We’ve participated in Cornell University’s winter Project Feederwatch for about six years. It is a volunteer amateur scientist-type program where, from November through March, you fill bird feeders and two days a week count how many birds come. Then you report your results on an online form. This helps trace changes in migration patterns and in habitats in wild birds, as well as sitings of diseased birds.
This year I found out that most birdseed is contaminated by insecticide; some brands are reported to have illegal levels of pesticides in them. Geez! How am I going to get around that problem? I’m not sure about this winter, but I’m going to grow more of my own birdseed. In the past we’ve rolled pine cones in peanut butter and hung them out for woodpeckers and many other birds. I’ve also grown sunflowers, for both their seeds and for their leaves, which lesser goldfinches just love to eat! This year I planted heirloom Love Lies Bleeding Amaranth (Amaranthus caudatus) to some pretty spectacular results. Yes, this is one of the types of amaranth that produces an edible seed for humans; the leaves are edible as well. It can grow 3 -6 feet, with long ruby-red falls of seed heads that the birds just love.
There are many other amaranths to grow for both your own consumption as well as for the birds. Sometimes you grow it for yourself and end up feeding the birds! Of course there are many plants which attract hummingbirds all year, especially those with tubular flowers. Why do you want to attract birds? Besides their right to habitat, and their appeal to our better selves, all native animals play important roles in the preditor/prey relationship in a healthy garden. The birds may eat some of your produce, but they are also eating large amounts of bugs. They are also pooping, and you know how valuable poop is to any garden! If you plant a bird garden away from your vegetable crops, then plant your veg crops using the polyculture method, you will have birds and food for yourself as well. Please, please don’t put up those dangerous tree nets! They tear apart your trees when you try to remove them, they don’t really work, and birds can be stuck in them. When they are on the ground snakes are trapped in them! No plastic netting. Ever. Please!
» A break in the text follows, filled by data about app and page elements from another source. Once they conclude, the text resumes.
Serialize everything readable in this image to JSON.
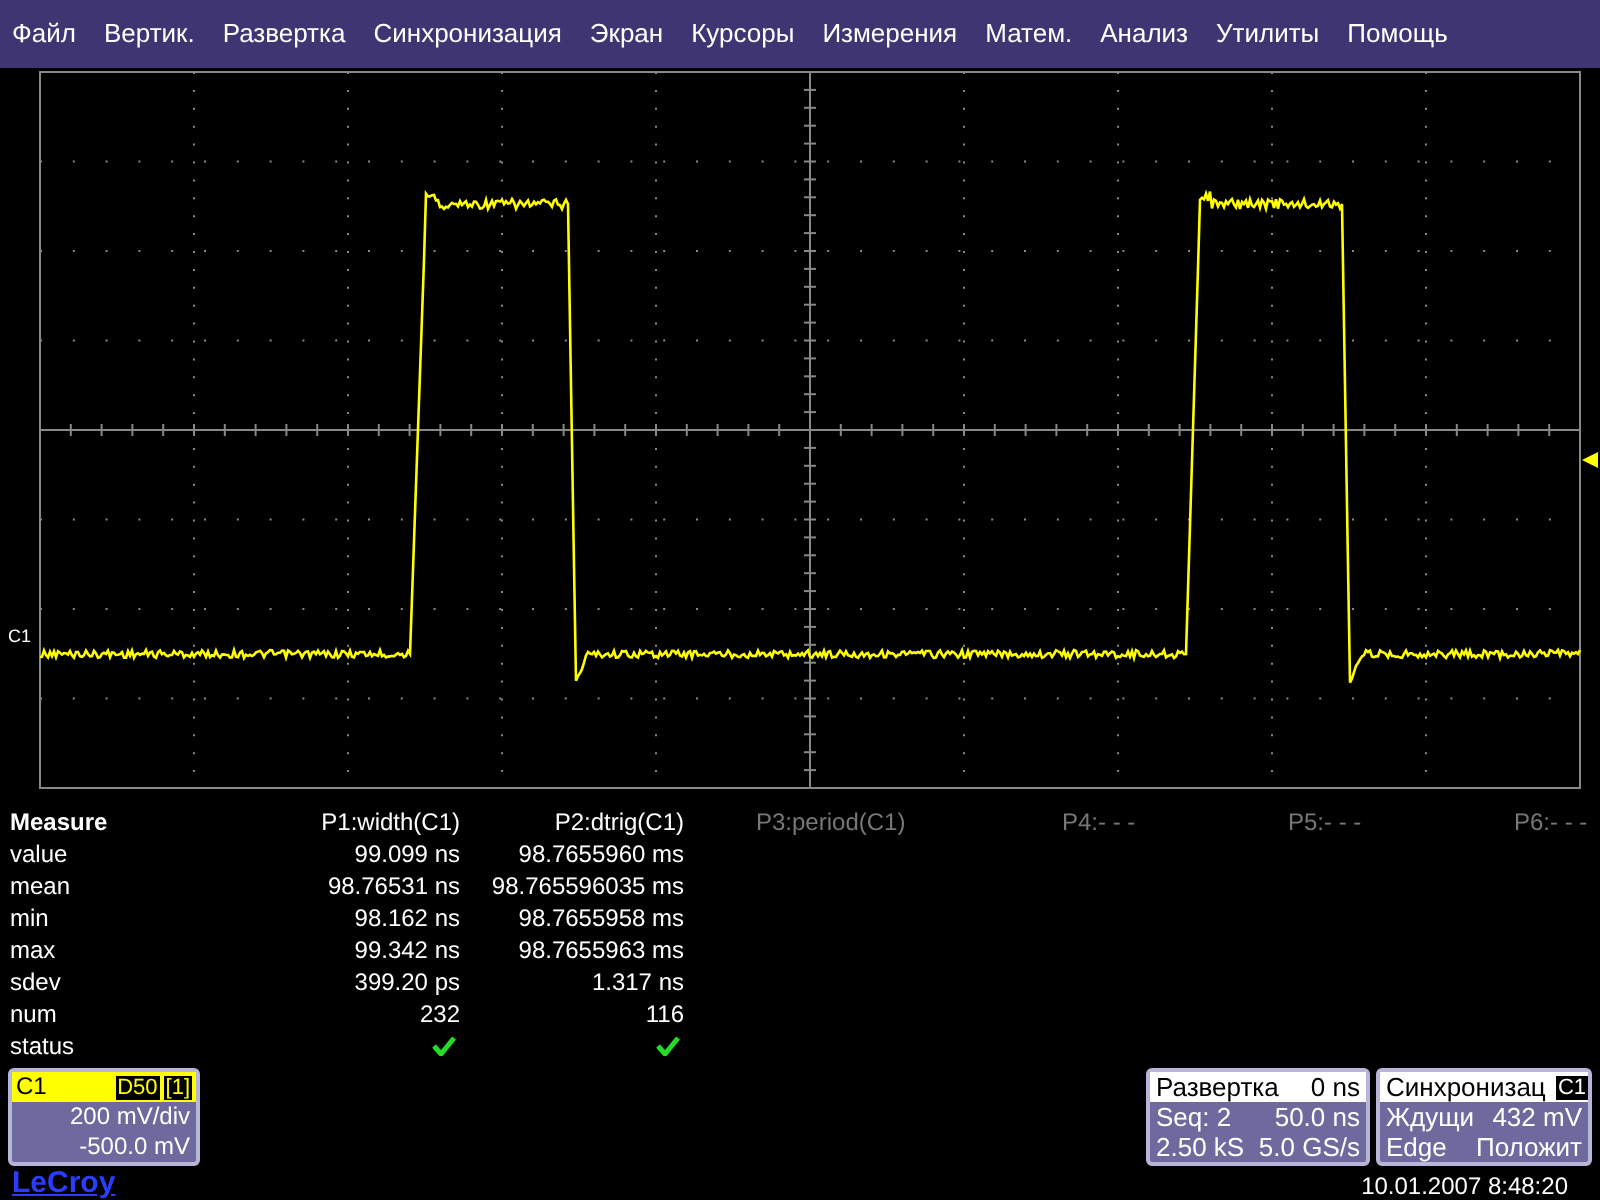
{
  "menu": [
    "Файл",
    "Вертик.",
    "Развертка",
    "Синхронизация",
    "Экран",
    "Курсоры",
    "Измерения",
    "Матем.",
    "Анализ",
    "Утилиты",
    "Помощь"
  ],
  "display": {
    "channel_label": "C1"
  },
  "measure": {
    "title": "Measure",
    "row_labels": [
      "value",
      "mean",
      "min",
      "max",
      "sdev",
      "num",
      "status"
    ],
    "params": [
      {
        "label": "P1:width(C1)",
        "active": true,
        "values": [
          "99.099 ns",
          "98.76531 ns",
          "98.162 ns",
          "99.342 ns",
          "399.20 ps",
          "232"
        ],
        "status_ok": true
      },
      {
        "label": "P2:dtrig(C1)",
        "active": true,
        "values": [
          "98.7655960 ms",
          "98.765596035 ms",
          "98.7655958 ms",
          "98.7655963 ms",
          "1.317 ns",
          "116"
        ],
        "status_ok": true
      },
      {
        "label": "P3:period(C1)",
        "active": false
      },
      {
        "label": "P4:- - -",
        "active": false
      },
      {
        "label": "P5:- - -",
        "active": false
      },
      {
        "label": "P6:- - -",
        "active": false
      }
    ]
  },
  "channel": {
    "name": "C1",
    "badges": [
      "D50",
      "[1]"
    ],
    "scale": "200 mV/div",
    "offset": "-500.0 mV"
  },
  "brand": "LeCroy",
  "timebase": {
    "title": "Развертка",
    "delay": "0 ns",
    "rows": [
      {
        "left": "Seq: 2",
        "right": "50.0 ns"
      },
      {
        "left": "2.50 kS",
        "right": "5.0 GS/s"
      }
    ]
  },
  "trigger": {
    "title": "Синхронизац",
    "source": "C1",
    "rows": [
      {
        "left": "Ждущи",
        "right": "432 mV"
      },
      {
        "left": "Edge",
        "right": "Положит"
      }
    ]
  },
  "timestamp": "10.01.2007 8:48:20"
}
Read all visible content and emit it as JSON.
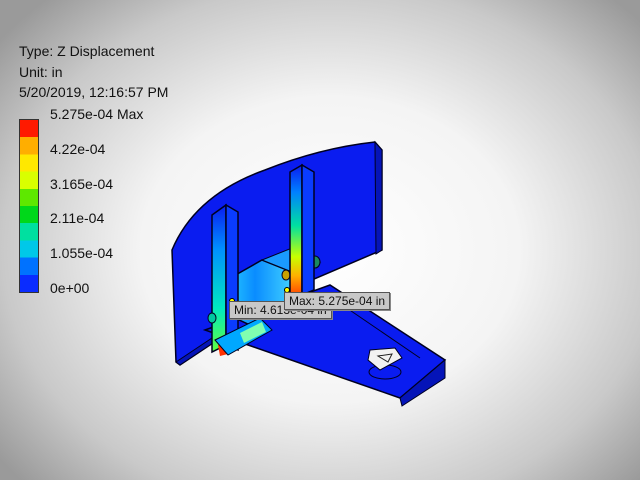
{
  "result_info": {
    "type": "Type: Z Displacement",
    "unit": "Unit: in",
    "timestamp": "5/20/2019, 12:16:57 PM"
  },
  "legend": {
    "labels": [
      "5.275e-04 Max",
      "4.22e-04",
      "3.165e-04",
      "2.11e-04",
      "1.055e-04",
      "0e+00"
    ],
    "colors": [
      "#ff1a00",
      "#ffae00",
      "#ffe800",
      "#d9ff00",
      "#5ee800",
      "#00d81a",
      "#00e0a0",
      "#00c8e8",
      "#0072ff",
      "#0a2cff"
    ]
  },
  "probes": {
    "min_label": "Min: 4.613e-04 in",
    "max_label": "Max: 5.275e-04 in"
  },
  "colors": {
    "part_body": "#0a1cf0",
    "part_edge": "#000020",
    "probe_bg": "#c8c8c8"
  }
}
Try planting some amaranth – especially this one with the dramatic name and dramatic fall of color – next spring when you plant a bird garden. Or in your edible forest garden and plant guilds. Or between your fruit trees, or along the back of your flower beds. Take a nibble for yourself if the birds will let you!